### EXERCISE AIM
The answer is every line in the data below that contains the word "name".

[RECORDS SUPPLIED — start]

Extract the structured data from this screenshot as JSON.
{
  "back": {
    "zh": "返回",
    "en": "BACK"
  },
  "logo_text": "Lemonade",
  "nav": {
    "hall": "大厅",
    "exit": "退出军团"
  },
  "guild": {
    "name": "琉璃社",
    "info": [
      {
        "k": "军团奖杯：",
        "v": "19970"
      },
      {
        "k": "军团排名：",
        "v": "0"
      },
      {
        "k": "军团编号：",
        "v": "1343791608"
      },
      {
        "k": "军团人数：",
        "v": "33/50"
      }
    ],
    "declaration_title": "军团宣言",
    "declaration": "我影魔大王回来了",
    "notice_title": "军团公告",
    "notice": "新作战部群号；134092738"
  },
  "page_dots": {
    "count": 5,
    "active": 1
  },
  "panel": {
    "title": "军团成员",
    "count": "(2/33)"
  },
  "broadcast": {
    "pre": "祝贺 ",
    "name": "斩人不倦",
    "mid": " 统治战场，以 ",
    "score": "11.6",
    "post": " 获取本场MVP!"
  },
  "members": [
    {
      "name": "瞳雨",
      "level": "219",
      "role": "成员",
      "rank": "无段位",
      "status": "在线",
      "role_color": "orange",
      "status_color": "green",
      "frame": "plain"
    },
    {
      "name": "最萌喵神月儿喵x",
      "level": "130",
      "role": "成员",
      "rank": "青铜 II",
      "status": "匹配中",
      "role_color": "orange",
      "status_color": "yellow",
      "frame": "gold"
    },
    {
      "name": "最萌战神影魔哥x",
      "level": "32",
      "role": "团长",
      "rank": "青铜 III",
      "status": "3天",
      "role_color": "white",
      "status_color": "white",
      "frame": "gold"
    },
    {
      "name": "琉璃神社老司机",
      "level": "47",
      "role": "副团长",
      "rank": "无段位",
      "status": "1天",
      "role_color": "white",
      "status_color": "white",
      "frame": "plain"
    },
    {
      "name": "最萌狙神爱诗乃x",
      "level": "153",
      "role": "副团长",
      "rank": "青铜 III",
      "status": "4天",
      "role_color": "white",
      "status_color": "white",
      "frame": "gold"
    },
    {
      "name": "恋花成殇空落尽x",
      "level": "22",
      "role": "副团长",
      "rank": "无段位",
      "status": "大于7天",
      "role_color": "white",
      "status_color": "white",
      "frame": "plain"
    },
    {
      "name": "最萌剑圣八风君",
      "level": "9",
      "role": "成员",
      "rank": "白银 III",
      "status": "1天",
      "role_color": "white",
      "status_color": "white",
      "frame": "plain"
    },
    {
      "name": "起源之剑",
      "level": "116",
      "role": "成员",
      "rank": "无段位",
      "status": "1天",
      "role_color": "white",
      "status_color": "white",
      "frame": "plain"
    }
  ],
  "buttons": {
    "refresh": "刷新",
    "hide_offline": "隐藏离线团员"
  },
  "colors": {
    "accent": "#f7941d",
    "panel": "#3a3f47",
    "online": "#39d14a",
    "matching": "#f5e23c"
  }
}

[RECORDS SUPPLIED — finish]

### OUTPUT BELOW
    "name": "琉璃社",
    "name": "斩人不倦",
      "name": "瞳雨",
      "name": "最萌喵神月儿喵x",
      "name": "最萌战神影魔哥x",
      "name": "琉璃神社老司机",
      "name": "最萌狙神爱诗乃x",
      "name": "恋花成殇空落尽x",
      "name": "最萌剑圣八风君",
      "name": "起源之剑",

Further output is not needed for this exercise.